A Tale of Two Kitchen Drawers

Some people are incredibly tidy. Some people operate such that their house, car, office, everything around them is in such a neat and tidy order that the only explanation is that the ghost of Marie Kondo’s great-grandmother’s ghost follows them around like a kindly poltergeist butler.

And on the other end of the spectrum, some people are incredibly untidy. This is the sort of person where the only explanation is that a thousand tiny tornados follow them around messing up everything they touch. You, dear reader, probably know people on both ends of this continuum, and perhaps event recognise yourself in them.

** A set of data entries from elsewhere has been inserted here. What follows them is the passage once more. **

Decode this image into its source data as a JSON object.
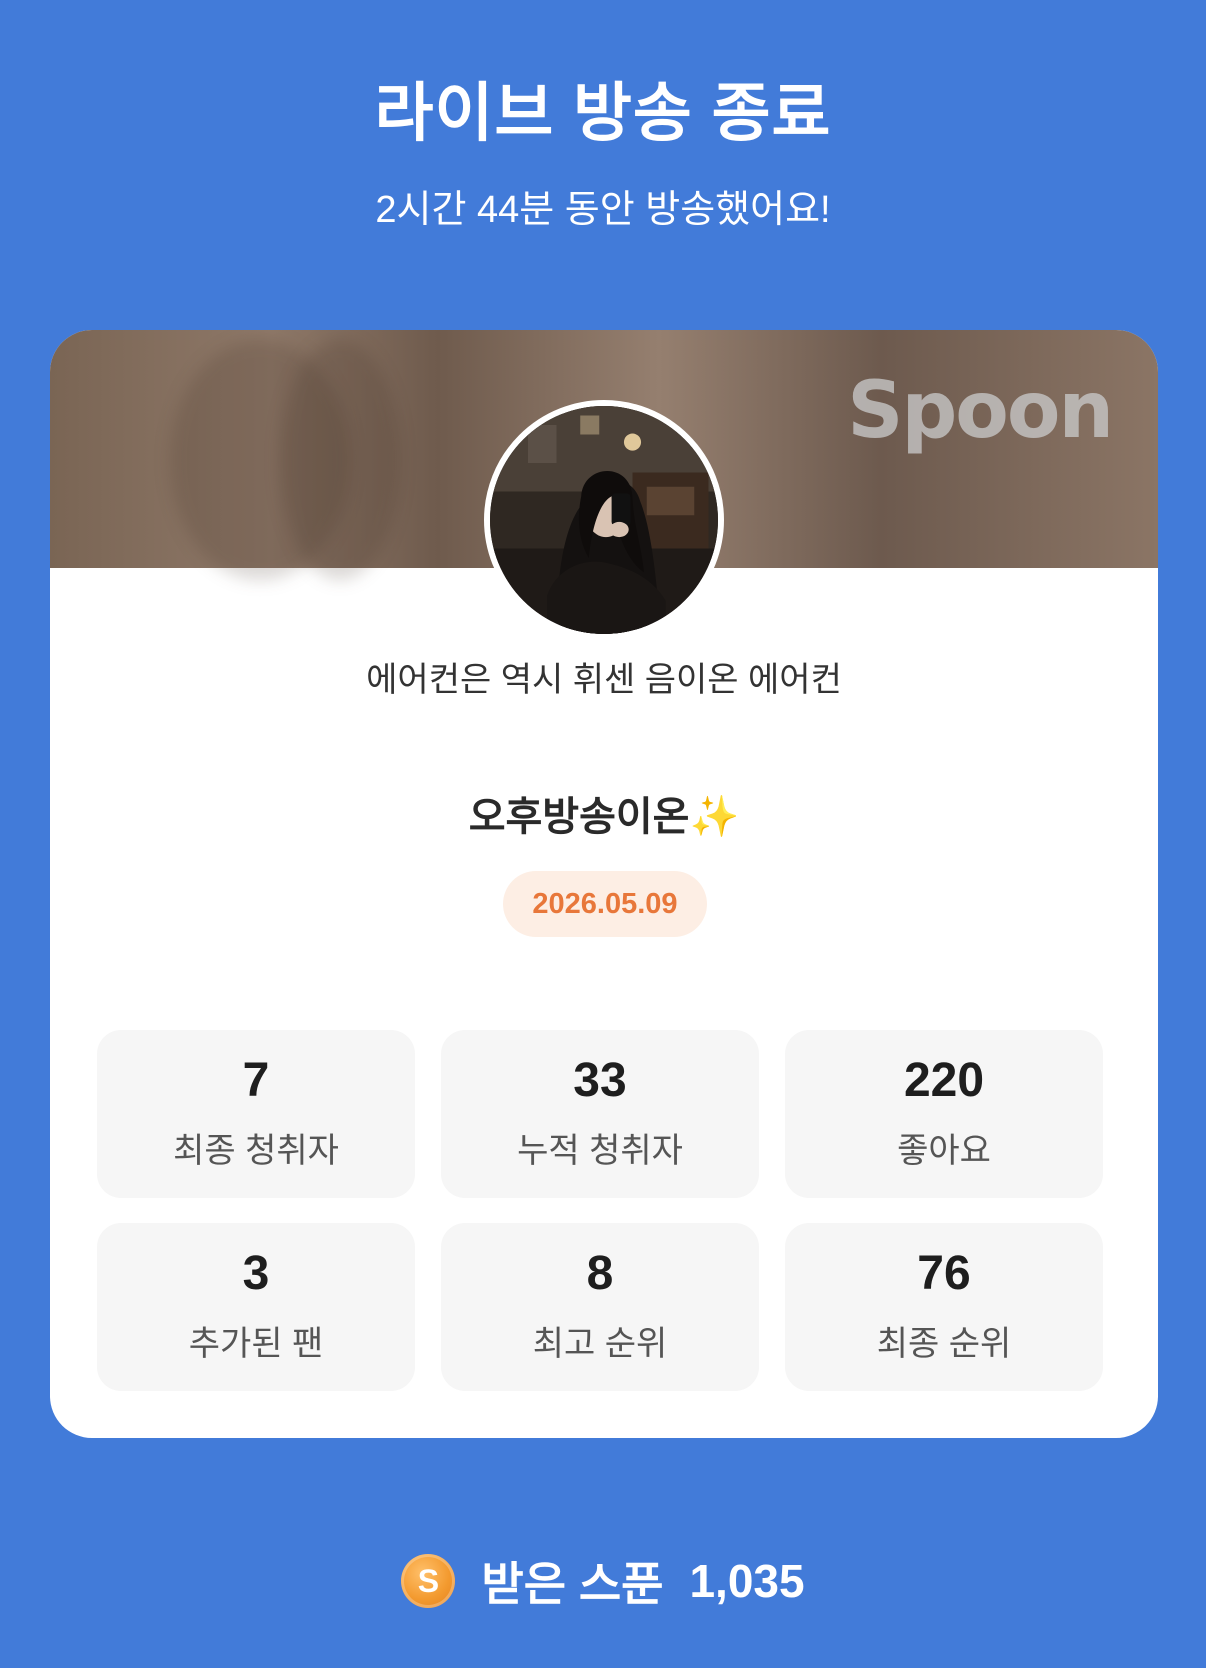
{
  "header": {
    "title": "라이브 방송 종료",
    "subtitle": "2시간 44분 동안 방송했어요!"
  },
  "card": {
    "logo_text": "Spoon",
    "nickname": "에어컨은 역시 휘센 음이온 에어컨",
    "broadcast_title": "오후방송이온✨",
    "date": "2026.05.09",
    "stats": [
      {
        "value": "7",
        "label": "최종 청취자"
      },
      {
        "value": "33",
        "label": "누적 청취자"
      },
      {
        "value": "220",
        "label": "좋아요"
      },
      {
        "value": "3",
        "label": "추가된 팬"
      },
      {
        "value": "8",
        "label": "최고 순위"
      },
      {
        "value": "76",
        "label": "최종 순위"
      }
    ]
  },
  "footer": {
    "coin_symbol": "S",
    "label": "받은 스푼",
    "value": "1,035"
  },
  "colors": {
    "background": "#427bd9",
    "date_text": "#e8773a",
    "date_pill": "#fdeee4",
    "coin": "#f39a2f"
  }
}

There is, within this spectrum a behaviour, an oddity. I wish I would tell you that the inspiration for this article came from some high-brow academic journal I was reading by way of entertainment, but the sad fact is that I saw this on TikTok and I’ve been thinking about it every sense. It’s this: regardless of a person’s disposition from tidy to untidy, the drawer in the kitchen that holds the cutlery is always rigorously tidy. Open the drawer containing the cutlery tray and you will find knifes, forks, and spoons in the right compartments, and all facing the right way up. There is a universality to this rule regardless of whether the owner of said cutlery-plus-drawer lives in a pigsty or a palace.

(I should, for the sake of disclosure, set out that my desk always looks like Dorothy, Tonto, and her house has just passed through on their way to Oz. C’est la vie.)

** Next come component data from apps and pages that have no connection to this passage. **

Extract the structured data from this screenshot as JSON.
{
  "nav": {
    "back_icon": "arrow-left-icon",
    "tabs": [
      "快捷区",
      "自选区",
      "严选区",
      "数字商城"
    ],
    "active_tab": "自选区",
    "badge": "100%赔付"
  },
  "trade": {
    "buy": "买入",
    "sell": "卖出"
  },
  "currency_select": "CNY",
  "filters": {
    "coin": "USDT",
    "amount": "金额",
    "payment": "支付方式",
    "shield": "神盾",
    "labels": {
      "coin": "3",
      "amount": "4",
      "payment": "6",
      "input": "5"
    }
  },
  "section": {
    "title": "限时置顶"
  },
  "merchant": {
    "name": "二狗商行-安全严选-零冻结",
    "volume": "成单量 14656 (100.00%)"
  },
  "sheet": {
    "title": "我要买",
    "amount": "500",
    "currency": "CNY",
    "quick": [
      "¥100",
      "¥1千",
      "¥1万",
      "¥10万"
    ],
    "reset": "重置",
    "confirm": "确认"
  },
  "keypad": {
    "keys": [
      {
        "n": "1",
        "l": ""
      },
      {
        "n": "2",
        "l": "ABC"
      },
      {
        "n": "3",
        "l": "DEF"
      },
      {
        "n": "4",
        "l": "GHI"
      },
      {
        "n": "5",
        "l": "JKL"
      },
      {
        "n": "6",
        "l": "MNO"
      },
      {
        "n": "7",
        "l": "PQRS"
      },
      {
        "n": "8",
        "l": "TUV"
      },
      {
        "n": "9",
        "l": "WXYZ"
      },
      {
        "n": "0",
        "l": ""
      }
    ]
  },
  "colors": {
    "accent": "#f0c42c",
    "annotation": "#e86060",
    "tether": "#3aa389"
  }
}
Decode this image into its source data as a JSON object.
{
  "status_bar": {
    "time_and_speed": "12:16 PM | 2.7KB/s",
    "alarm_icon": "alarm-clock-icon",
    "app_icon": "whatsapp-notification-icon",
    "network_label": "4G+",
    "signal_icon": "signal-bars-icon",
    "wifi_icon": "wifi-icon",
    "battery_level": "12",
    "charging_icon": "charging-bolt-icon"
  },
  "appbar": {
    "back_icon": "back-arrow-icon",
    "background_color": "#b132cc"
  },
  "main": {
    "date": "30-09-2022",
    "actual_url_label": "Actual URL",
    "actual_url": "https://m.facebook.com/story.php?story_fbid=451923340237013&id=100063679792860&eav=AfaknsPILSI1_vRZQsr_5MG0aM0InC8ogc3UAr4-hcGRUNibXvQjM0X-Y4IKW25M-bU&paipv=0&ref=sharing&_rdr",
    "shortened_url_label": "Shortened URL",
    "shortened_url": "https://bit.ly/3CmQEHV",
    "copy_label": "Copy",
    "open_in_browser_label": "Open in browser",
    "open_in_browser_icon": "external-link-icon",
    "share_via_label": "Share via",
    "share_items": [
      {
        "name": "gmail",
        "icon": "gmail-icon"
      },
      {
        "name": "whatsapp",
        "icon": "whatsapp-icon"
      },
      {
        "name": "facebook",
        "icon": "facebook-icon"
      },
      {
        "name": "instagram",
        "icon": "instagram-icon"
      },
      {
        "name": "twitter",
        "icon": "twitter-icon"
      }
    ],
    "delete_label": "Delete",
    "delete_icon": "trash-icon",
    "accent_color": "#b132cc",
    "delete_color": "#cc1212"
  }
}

Similarly, go down a few drawers and you’ll find the kitchen junk drawer – a drawer that contains all the random odds and sods that every household accumulates that defies organisation and gets dumped in a same sort of organised chaos. Again, the disposition of the owner does not seem to matter – we each of us own a messy kitchen junk drawer.

Coming back to the issue that this is a blog about IT systems – so what?

There is something about moving cleaned cutlery to the kitchen drawer that requires the “operator” (i.e. the one running the process) to follow a simple and unconscious process that results in the cutlery always getting sorted properly for later use. Regardless of whether the washing up has been done by dishwasher or by hand, the operator will take each item and turn and put it into its correct slot. The advantage of organising the cutlery in this way is always about the benefit when it comes to use the items in the future – yet no one militates against this process and just chucks everything in, making the process quicker today, but slower for the “users” tomorrow.

I’ve written before in these pages about how I like to look at the language that we use in business in relation to how it informs how businesses operate. A business is a type of organisation, and an organisation is a way of describing a set of organs that work together in orchestration. Over time, the organisation will develop patterns of working – which we call processes and procedures – these patterns being what the organisation evolves in order to become more efficient.

For example, if the organisation “knows” its survival is dependent on controlling its debtor list, the business will evolve credit control procedures using various “organs” within the organisation – e.g. staff, the accountancy system, email systems, timely bank integrations/reconciliation, etc.

The business is looking to develop these procedures all the time (as it wants to optimise its own survival), yet only a few of nascent processes will evolve into something that becomes a part of the business. The ultimate goal is to get to a “kitchen cutlery drawer” procedure to emerge – i.e. one that is so natural and easy to do that it happens with the same “automaticity” as keeping one’s kitchen drawer tidy at home. Something the business just does that is both natural and beneficent to that organisation.

We all know how hard this is to do – a good signal of just how hard this is are the conversations that we have internally like “didn’t we decide we were going to do XYZ?”, only to look back at the notes and realise that everyone sat down, decided to do a new procedure, and promptly forgot about it within the next few days. The underlying problem hasn’t gone away though – hence why the question comes up again in the future: “I thought we had a way of dealing with this? Why aren’t we doing it?”

Although my interest is usually in how businesses can design new procedures that have some sort of digital component – so -called “digital transformation” – the actual process is important, not just the medium by which it’s realised.

Essentially there need to be two steps. Firstly, there needs to be intentionality and agreement as to what needs to be done, i.e. what the outcome is, and whether achieving that outcome makes a significant difference to the organisation. Secondly, there needs to be a natural simplicity to the process – can this process be transformed into steps that are not so onerous that unconsciously or consciously, those involved are looking to make this new process go away.

Or, next time you’re sitting down with your team to talk about a new process, can you make it look as simple and timeless and filling your cutlery drawer?

By Matthew Reynolds